PARIS—Investors abandoned Peugeot SA in droves Friday, driving its share price to its lowest level in over a quarter century, as a potential credit downgrade and a worsening outlook for the European car market overshadowed the company’s plans to shed 8% of its French workforce.
Moody’s Investors Service Inc. warned Friday that it will study a possible lowering of Peugeot’s debt rating because of the worsening cash position at the car maker despite its announcement Thursday that it will cut 8,000 jobs out of roughly 100,000 in France to stem losses at its automotive division.

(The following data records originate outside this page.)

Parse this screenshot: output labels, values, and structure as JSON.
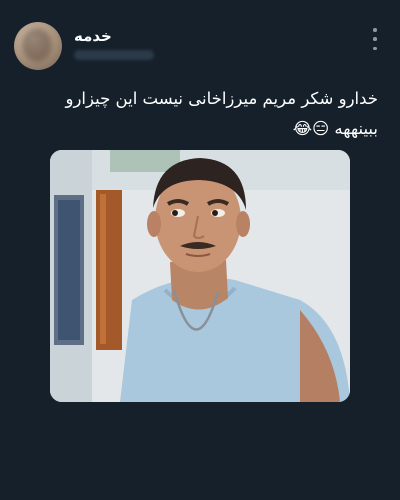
{
  "tweet": {
    "author": {
      "display_name": "خدمه"
    },
    "text_line_1": "خدارو شکر مریم میرزاخانی نیست این چیزارو",
    "text_line_2": "ببینههه 😑😂",
    "media": {
      "type": "photo",
      "subject": "man-looking-sideways-meme"
    },
    "icons": {
      "menu": "more-vertical-icon"
    }
  }
}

Evidence mounts that the European car market—where Peugeot is focused—may get even worse. Ford Motor Co. said Friday that European sales in the first half of 2012 were at their lowest level since 1994. And No. 1 European car maker Volkswagen AG said it expects the European car market to see greater challenges in the latter half of the year.
“The economic situation, particularly in Western Europe, remains tense and difficult”, Volkswagen sales chief Christian Klingler said.
Peugeot shares fell 7.7% on Friday, closing at €6.48, their lowest level since the mid-1980s, according to data from FactSet. Peugeot’s shares have lost 79% of their value in the last year.
The share decline compounds the woes for Peugeot, which is perhaps the hardest hit in Europe’s automobile crisis. Overall auto sales in the region have fallen for four straight years and are on track for another decline in 2012. The weak demand has left many auto makers with far more assembly plants and workers than they need. But powerful labor unions and most European governments have long fought any efforts to close factories.
Against that backdrop, many analysts say Peugeot’s proposed cuts don’t go far enough to tackle its problems—including a cash burn of €200 million ($245 million) per month. The company faces a long turnaround road following years of strategic missteps, such as being late to the luxury-car market.
Closing a major plant—while provoking outcry in France—will save only €100 million to €200 million a year, and will involve significant restructuring costs first, analysts said. By contrast, the company said its automotive business lost roughly €700 million in the first half.
“You’ve made a very small cut, for what appears to be a very large problem,” said Michael Tyndall, an analyst at Barclays Capital. “It’s difficult to see how in the current environment they can turn things around.”
On Friday, Peugeot’s chief executive called for a massive cut in the labor costs that companies in France have to bear, as the family-controlled auto maker tries to influence pending government proposals to support the sputtering auto industry.